According to its bylaws, the governor of Wisconsin appoints 18 regents to the board, two of whom are students. Student regents serve two-year terms and the other members serve seven-year terms.
Several officers are elected to serve one-year terms at the board's annual meeting in June:
- Vice President
- Assistant secretaries (when needed)
- Trust Officer
- Assistant Trust Officers (when needed)
The Board of Regents meets in Madison (unless decided otherwise) on the Friday after the first Monday of each month, except in September when the meeting occurs at a later Friday. Special meetings can also be called by the president or five Regents. A majority of the regents must be present to meet quorum for a meeting.
Six committees serve the board:
- Education Committee
- Business, Finance and Audit Committee
- Capital Planning and Budget Committee
- Executive Committee
- Personnel Matters Review Committee
- Committee on Student Discipline and Student Governance Appeals
- Plus ad hoc committees as necessary
Topics voted on by the Board of Regents, if approved, then go on to the state Legislature for final approval.
Under state statutes, the Board of Regents is charged with responsibilities that include the following:
- Protect the lives, health and safety of people on its property
- Manage custody and other ownership issues associated with its land, buildings and other possessions
- Manage campus police authority
- Determine admissions policies
- Manage facets of UW System financial aid
In October of 2009, the Board of Regents was sued by Brothers Bar & Grill, a bar on the University of Wisconsin campus. The bar is alleging the board was unfair in its condemnation of the bar's building, which is the planned site of a UW music building.

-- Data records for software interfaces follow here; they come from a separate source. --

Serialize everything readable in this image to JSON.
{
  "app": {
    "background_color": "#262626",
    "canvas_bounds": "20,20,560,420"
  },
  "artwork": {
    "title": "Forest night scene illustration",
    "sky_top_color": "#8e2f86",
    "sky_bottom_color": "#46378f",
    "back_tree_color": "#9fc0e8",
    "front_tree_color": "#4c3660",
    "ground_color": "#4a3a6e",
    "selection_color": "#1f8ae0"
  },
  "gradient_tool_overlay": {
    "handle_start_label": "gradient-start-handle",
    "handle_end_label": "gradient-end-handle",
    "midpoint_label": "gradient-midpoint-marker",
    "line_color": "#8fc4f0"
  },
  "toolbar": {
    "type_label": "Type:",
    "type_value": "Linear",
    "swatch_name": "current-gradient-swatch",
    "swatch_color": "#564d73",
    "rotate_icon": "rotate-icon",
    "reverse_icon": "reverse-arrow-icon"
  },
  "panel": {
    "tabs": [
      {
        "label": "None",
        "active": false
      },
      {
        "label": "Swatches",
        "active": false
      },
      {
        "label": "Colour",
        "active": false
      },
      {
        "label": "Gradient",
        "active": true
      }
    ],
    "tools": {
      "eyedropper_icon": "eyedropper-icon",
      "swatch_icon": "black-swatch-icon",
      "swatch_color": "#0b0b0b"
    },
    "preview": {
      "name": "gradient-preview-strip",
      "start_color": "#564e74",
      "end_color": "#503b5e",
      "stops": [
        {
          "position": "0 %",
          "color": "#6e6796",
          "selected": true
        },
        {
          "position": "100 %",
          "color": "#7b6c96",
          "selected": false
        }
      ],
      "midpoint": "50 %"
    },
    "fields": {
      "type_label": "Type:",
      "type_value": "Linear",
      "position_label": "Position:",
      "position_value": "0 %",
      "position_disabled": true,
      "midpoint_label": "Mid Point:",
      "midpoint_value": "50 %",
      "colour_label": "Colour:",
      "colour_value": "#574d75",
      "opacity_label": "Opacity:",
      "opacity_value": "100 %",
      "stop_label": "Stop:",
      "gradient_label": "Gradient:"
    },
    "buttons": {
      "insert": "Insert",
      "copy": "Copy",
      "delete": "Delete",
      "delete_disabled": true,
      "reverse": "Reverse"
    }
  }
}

In late 2009, a bill passed the state Legislature that would have changed the way regents are selected by splitting the state into seven districts with one regent being required to come from each district. Gov. Jim Doyle vetoed the bill.